Ready, set, go is a familiar refrain on playgrounds, but for many of us it’s how we begin the day. We sprint from meetings to appointments with unbelievable speed and juggle projects and obligations with dexterous might. We may even be encouraged to keep this pace with well-meaning cheers of, “I don’t know how you do it!” And, it’s hard not to enjoy those words while continuing our dash through the day. In fact, we may crave those words even more! We live in a culture that praises and rewards productivity and, as we know, this way of living comes with a hefty price.
When we’re feeling squeezed for time and space, our focus narrows and stress significantly reduces our emotional bandwidth. It’s almost impossible to remain poised and patient in moments such as these. In fact, we’re primed to react rather than respond when things go wrong and potentially cause more suffering for ourselves and others.
To complicate matters, the holiday season has a way of intensifying our emotions. The joys glow brighter, the sorrows cut deeper and the day-to-day stress leads to dizzying and frazzled states. So, what can we do?
May I suggest what I call, Ready, S.E.T., Orient! S.E.T. stands for Sensations, Emotions and Thoughts. Before you head out the door, step into a meeting, make a call etc., try taking a couple minutes to label what sensations you’re aware of, what emotion(s) you’re aware of, and what thoughts you’re aware of. Labeling doesn’t mean analyzing but rather noting, ie. “Aware of irritability,” “Aware of clenching in jaw,” “Aware of ruminating,” “Aware of you-screwed-up storyline.” By bringing a kind, curious, nonjudgmental attention to what you’re experiencing, you’re helping your nervous system regulate and recalibrate.
While I may have packaged this technique in a playful way, there are serious studies that corroborate the effectiveness of this practice. One such study is from 2007 and is titled “Putting Feelings Into Words Produces Therapeutic Effects In The Brain.” In this study, Matthew D. Lieberman, UCLA associate professor and lead author states:
"When you put feelings into words, you're activating this prefrontal region and seeing a reduced response in the amygdala...In the same way you hit the brake when you're driving when you see a yellow light, when you put feelings into words, you seem to be hitting the brakes on your emotional responses."

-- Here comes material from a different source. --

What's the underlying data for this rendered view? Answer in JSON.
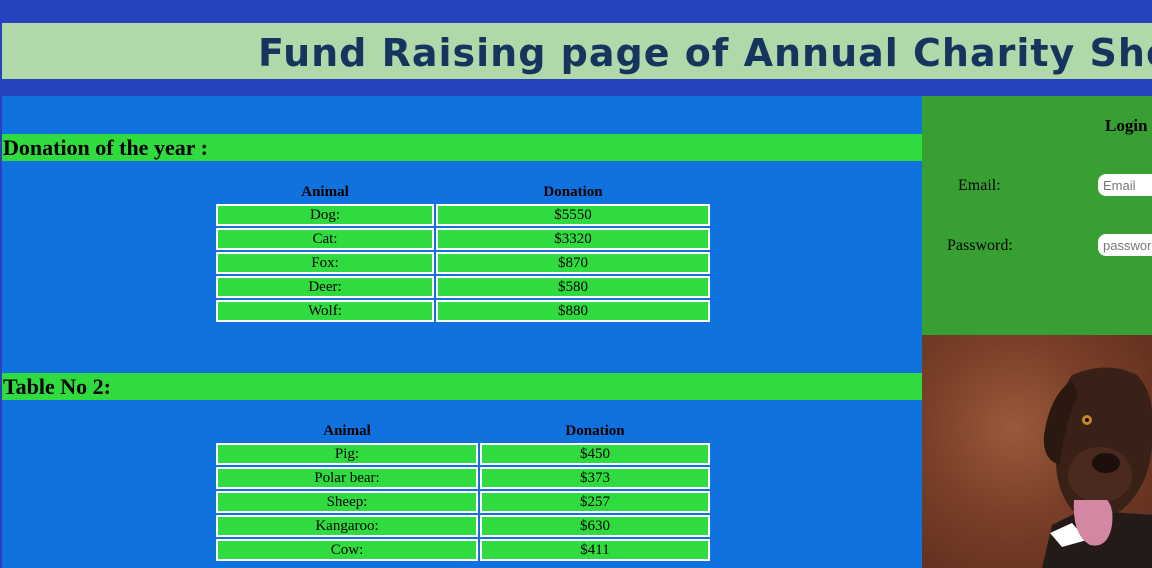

So, maybe playing a few rounds of Ready, S.E.T., Orient! this holiday season can be the best gift for our ourselves, our nervous system, our immune system, our digestive system, and our...friends and family!